### TASK BRIEF
Set down every entry again, exactly as it appears.

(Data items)
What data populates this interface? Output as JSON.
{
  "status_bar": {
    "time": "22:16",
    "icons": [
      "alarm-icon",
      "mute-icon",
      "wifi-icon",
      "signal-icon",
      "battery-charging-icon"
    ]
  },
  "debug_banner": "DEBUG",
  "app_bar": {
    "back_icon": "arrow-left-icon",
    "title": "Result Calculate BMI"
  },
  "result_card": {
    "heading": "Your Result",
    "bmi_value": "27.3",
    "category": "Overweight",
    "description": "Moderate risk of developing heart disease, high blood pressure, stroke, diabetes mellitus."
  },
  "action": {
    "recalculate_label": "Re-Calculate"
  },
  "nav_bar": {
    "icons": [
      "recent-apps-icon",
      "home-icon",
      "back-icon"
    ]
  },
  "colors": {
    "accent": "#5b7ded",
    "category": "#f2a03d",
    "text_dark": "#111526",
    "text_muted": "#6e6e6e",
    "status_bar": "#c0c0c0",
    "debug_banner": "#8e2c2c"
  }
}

### WRITTEN REPLY
What data populates this interface? Output as JSON.
{
  "status_bar": {
    "time": "22:16",
    "icons": [
      "alarm-icon",
      "mute-icon",
      "wifi-icon",
      "signal-icon",
      "battery-charging-icon"
    ]
  },
  "debug_banner": "DEBUG",
  "app_bar": {
    "back_icon": "arrow-left-icon",
    "title": "Result Calculate BMI"
  },
  "result_card": {
    "heading": "Your Result",
    "bmi_value": "27.3",
    "category": "Overweight",
    "description": "Moderate risk of developing heart disease, high blood pressure, stroke, diabetes mellitus."
  },
  "action": {
    "recalculate_label": "Re-Calculate"
  },
  "nav_bar": {
    "icons": [
      "recent-apps-icon",
      "home-icon",
      "back-icon"
    ]
  },
  "colors": {
    "accent": "#5b7ded",
    "category": "#f2a03d",
    "text_dark": "#111526",
    "text_muted": "#6e6e6e",
    "status_bar": "#c0c0c0",
    "debug_banner": "#8e2c2c"
  }
}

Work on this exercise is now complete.